The UGCB is the main association of Bordeaux’s leading chateaux, representing around 136 properties, and was established in 1973. Similar tastings are organised by various bodies across Bordeaux and I usually taste the First Growths, leading super-seconds and top chateaux by private appointment. However the UGCB tastings are the best way of getting the flavour of the AOCs and seeing how each region performed for the year. Here, I can encounter wines that are old favourites and discover new ones.
It’s a wonderful experience but very difficult to capture – there is always so much to tell and so little time! I will keep you bang up to date by posting my reports on a daily basis whilst I am at the tastings. You can also follow me on Twitter @NicksWine and Facebook but for a more detailed account it’s best to read my blog.
To set the scene I’d like to introduce the chateaux that have been chosen to host the tastings this year starting with Chateau La Dominique which is hosting the tastings for Saint Emilion.
La Dominique is a Grand Cru Classé, situated in the north west of Saint Emilion near the edge of Pomerol, neighbouring Chateau Cheval Blanc (a ditch separates the two properties). There is a lovely legend about the chateau’s name. It is supposed to have been named after the island Dominica in the Caribbean by a wealthy merchant who made his fortune there. Dominica was a French colony in 1715 and it’s quite possible that the legend is based in some truth (records for La Dominique show it marked as such on maps dating back to 1761). Dominica was named by Christopher Columbus in 1493 as he first sighted the island on a Sunday (Dominica in Latin means the Lord’s Day).

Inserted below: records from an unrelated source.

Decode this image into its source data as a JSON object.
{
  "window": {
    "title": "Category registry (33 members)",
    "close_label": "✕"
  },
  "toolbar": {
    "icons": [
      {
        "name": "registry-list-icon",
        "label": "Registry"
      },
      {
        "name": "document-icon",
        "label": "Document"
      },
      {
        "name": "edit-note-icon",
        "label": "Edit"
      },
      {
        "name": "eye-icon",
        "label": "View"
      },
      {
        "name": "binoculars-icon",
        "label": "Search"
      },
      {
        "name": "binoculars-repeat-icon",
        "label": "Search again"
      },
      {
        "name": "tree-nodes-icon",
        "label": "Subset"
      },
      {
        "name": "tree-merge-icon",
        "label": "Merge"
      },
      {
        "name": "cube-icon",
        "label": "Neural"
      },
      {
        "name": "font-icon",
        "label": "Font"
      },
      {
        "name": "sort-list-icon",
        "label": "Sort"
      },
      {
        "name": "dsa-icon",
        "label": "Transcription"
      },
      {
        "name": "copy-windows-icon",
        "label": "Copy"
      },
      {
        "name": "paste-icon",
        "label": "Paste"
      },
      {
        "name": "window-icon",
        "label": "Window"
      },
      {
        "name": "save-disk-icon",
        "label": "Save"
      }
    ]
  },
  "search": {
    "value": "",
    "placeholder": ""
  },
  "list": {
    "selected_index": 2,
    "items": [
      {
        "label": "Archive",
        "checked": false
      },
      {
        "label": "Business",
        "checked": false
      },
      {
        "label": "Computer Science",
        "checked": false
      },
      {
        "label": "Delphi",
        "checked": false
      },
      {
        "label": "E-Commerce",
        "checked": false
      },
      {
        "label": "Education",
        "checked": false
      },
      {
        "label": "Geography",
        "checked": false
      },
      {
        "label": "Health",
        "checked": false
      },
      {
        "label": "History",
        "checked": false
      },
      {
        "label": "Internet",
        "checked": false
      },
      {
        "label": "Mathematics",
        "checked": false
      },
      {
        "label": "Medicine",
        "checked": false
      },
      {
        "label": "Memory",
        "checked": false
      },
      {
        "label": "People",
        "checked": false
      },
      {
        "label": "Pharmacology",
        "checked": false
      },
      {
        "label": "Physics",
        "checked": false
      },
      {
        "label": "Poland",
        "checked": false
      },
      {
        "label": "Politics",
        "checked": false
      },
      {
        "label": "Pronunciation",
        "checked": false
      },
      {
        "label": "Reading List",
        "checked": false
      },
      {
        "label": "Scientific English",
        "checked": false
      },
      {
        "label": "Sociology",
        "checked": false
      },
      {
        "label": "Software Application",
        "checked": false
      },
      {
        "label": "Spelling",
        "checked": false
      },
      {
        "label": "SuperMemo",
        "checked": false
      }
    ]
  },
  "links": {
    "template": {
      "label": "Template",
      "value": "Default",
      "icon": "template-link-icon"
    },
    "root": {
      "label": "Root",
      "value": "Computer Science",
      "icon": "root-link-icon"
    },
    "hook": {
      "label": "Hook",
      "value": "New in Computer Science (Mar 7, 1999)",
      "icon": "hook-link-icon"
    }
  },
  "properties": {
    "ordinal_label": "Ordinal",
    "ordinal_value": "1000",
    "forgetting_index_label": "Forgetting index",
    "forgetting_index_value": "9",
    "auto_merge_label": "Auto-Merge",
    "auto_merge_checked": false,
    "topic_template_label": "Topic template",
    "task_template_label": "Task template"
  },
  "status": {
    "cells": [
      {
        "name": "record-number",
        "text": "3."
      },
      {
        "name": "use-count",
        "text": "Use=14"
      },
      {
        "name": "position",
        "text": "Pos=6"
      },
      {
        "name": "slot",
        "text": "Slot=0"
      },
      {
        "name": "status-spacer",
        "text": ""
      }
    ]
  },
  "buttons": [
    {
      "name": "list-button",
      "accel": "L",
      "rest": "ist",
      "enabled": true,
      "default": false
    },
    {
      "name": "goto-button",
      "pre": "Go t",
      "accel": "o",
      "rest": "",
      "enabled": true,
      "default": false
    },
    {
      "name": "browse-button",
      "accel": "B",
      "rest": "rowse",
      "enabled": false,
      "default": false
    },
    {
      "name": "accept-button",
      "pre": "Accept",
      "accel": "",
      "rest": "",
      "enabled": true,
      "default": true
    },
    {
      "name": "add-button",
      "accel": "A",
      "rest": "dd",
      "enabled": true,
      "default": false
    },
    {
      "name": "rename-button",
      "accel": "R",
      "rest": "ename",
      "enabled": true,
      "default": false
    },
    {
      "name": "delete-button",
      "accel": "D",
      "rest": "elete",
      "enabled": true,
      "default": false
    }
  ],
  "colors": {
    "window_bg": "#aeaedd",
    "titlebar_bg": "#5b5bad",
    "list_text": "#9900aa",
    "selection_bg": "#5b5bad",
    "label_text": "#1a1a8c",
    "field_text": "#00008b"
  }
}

Visiting La Dominique is going to be an interesting experience as, like many top flying chateaux, it has a brand new winery. Driven by the popularity of wine tourism Bordeaux has been having a bit of a building boom with new cellars and winery buildings being designed by celebrity architects. La Dominique’s new look has been designed by Jean Nouvel (a Pritzker prize-winner) and is very futuristic with red metal plates that reflect the vineyards. Apparently the panoramic roof terrace can be used as a tasting room and a restaurant.
Beyond the architecture, the new facility meets a real technical need. The former winery was undersized (the vineyard increased by 5 hectares in 2012) and the possibility of expanding further with new acquisitions is being considered. La Dominique’s owner, Clement Fayat, has made no secret of his desire to expand the estate. Fayat is best known as the president of civil engineering group BTP and he initially bought La Dominique in 1969 from the Baillancourt dit Courcol family (who own Chateau Gazin) as an investment. However it soon turned into a love affair and in 1975 he bought Chateau Clement Pichon in the Haut Medoc. Over the next 20 years he acquired 3 other Pomerol properties which he finally combined to create Chateau Fayat in 2009.
At the age of 81 Clement has now retired and resides at his Chateau Clement Pichon. His sons Jean Claude and Laurent have taken over the reins. Yannick Evenou is CEO and the consultant wine makers are Jean-Luc Thunevin and Michel Rolland. They have great ambitions for La Dominique and it is definitely an estate to watch out for in the future.